Task prompt -
Among the entries that follow, count the lines with the word "glyph" and report the number by itself.

Supplied records -
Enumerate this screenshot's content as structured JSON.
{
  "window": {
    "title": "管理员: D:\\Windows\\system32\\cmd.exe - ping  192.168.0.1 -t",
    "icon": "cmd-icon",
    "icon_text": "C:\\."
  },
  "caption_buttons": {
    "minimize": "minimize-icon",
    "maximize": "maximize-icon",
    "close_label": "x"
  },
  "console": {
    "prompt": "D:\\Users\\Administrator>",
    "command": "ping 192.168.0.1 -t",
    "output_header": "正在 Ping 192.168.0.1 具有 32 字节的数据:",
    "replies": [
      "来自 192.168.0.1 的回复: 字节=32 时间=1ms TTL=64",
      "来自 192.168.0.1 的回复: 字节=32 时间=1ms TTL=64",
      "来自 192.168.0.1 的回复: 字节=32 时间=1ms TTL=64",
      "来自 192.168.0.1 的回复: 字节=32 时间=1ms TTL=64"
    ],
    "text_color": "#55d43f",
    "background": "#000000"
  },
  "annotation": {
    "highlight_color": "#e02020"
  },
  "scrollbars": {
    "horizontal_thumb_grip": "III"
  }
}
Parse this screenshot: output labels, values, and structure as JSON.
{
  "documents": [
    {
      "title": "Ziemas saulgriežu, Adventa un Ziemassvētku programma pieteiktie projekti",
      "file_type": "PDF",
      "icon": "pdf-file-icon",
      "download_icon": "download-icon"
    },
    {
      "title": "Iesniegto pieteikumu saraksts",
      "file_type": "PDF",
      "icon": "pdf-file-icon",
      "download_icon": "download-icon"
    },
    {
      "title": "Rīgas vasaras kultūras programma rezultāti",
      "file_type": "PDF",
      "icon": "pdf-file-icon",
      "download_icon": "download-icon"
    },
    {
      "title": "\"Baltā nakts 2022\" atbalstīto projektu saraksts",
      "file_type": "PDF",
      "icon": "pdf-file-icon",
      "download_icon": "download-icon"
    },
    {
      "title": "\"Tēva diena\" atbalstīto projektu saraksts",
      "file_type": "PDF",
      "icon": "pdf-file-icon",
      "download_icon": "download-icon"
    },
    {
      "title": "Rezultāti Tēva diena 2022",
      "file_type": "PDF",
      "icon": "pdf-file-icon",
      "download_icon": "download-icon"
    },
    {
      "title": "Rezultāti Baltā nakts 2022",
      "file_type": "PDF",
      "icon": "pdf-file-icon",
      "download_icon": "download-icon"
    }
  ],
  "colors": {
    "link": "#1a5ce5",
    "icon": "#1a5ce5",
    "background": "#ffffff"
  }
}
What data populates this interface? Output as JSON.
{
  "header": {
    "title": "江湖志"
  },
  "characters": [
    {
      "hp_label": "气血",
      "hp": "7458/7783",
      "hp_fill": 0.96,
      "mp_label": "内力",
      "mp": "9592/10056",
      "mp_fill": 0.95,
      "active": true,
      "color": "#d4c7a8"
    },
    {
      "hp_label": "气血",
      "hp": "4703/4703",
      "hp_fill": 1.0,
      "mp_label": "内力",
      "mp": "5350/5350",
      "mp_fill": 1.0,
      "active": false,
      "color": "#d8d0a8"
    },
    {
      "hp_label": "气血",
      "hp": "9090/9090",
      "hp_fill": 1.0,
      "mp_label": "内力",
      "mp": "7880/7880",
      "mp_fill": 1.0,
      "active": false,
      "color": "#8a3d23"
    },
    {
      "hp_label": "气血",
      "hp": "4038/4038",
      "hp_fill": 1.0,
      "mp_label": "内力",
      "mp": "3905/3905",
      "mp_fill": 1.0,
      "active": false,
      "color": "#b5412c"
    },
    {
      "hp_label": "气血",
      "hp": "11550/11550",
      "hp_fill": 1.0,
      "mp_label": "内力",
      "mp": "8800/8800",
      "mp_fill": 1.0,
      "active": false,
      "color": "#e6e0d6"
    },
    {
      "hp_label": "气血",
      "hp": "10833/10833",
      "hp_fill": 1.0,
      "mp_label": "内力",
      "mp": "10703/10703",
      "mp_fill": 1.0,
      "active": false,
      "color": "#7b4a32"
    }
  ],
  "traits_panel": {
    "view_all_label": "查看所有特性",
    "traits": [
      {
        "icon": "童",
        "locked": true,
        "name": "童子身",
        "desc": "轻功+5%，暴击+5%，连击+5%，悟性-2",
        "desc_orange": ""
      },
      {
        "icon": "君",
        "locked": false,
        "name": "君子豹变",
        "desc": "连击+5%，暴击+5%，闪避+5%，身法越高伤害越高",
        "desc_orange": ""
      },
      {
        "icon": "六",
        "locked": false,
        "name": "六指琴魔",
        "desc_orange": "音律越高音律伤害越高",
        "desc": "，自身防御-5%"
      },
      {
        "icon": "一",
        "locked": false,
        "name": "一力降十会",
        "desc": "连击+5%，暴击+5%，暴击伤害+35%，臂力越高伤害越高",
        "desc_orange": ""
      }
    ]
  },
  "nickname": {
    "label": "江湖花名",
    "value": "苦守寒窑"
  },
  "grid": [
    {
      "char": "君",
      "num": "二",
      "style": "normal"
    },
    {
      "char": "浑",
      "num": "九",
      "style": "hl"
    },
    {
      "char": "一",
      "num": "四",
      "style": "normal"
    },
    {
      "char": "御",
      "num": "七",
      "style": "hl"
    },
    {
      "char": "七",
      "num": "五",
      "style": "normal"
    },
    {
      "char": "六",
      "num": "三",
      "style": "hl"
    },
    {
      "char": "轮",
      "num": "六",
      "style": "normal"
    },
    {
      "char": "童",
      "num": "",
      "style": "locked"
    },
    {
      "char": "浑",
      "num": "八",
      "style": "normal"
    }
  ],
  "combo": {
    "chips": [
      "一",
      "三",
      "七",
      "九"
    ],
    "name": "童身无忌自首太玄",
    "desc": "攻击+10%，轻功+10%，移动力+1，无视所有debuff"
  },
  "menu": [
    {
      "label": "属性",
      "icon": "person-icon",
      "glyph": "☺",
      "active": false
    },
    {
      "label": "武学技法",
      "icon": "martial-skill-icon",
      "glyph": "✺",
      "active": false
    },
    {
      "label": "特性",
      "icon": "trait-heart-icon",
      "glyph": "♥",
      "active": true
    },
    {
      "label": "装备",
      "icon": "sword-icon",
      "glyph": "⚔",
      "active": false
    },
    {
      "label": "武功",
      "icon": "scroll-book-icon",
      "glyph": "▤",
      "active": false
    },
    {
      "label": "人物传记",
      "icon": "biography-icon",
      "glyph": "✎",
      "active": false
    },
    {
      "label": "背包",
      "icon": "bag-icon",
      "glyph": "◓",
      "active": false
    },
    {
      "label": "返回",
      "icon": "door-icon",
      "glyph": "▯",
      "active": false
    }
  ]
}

Solution for this task -
8